◆ Task directions:
Where the word "Сумма" appears in a line below, copy the whole line.

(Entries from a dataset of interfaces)
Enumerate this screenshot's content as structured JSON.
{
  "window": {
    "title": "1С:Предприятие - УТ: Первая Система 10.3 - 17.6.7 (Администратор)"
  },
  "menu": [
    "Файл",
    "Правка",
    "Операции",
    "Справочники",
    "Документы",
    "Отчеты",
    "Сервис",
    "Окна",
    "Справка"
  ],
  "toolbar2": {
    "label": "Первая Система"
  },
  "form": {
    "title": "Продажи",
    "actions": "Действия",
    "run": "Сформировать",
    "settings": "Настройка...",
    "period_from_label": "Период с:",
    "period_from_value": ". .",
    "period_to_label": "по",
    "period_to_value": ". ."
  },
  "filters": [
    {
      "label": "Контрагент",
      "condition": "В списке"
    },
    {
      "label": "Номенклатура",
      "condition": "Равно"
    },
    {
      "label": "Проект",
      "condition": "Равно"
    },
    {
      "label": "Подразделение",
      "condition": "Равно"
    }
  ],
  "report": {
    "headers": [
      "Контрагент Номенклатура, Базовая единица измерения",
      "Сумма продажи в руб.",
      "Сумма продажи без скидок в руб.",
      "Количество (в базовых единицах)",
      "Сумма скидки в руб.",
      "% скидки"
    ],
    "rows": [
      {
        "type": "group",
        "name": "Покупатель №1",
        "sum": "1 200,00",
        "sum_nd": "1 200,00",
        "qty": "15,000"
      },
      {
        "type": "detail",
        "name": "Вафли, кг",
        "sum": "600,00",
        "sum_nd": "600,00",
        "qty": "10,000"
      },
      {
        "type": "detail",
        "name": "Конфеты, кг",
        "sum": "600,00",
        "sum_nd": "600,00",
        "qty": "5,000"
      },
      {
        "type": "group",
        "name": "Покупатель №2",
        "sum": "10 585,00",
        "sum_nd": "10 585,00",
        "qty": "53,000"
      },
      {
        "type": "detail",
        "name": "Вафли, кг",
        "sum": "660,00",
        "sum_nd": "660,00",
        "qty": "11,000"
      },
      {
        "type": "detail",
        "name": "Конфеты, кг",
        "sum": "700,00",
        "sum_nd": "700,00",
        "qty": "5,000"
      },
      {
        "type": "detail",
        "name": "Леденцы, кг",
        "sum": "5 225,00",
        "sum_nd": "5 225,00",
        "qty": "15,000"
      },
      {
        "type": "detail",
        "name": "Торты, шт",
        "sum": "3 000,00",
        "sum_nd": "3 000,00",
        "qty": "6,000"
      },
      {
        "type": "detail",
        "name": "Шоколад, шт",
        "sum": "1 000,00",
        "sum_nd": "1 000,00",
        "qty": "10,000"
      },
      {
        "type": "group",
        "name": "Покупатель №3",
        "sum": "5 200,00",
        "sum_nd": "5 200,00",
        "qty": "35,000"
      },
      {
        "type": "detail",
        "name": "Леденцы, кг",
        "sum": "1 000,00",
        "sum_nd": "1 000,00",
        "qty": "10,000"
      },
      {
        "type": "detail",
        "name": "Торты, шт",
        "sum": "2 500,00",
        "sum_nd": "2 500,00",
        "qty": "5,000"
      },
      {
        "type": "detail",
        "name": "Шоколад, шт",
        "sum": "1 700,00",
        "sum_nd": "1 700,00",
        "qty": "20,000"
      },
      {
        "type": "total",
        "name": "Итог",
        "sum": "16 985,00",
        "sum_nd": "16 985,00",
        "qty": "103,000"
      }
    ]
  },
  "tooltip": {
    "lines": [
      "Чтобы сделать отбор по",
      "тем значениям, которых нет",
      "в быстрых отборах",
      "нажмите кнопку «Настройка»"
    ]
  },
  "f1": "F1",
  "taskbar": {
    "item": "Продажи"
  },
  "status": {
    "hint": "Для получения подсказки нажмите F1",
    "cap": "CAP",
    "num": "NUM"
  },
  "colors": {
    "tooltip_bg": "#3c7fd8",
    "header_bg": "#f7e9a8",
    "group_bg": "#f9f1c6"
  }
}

◆ Result of the exercise:
      "Сумма продажи в руб.",
      "Сумма продажи без скидок в руб.",
      "Сумма скидки в руб.",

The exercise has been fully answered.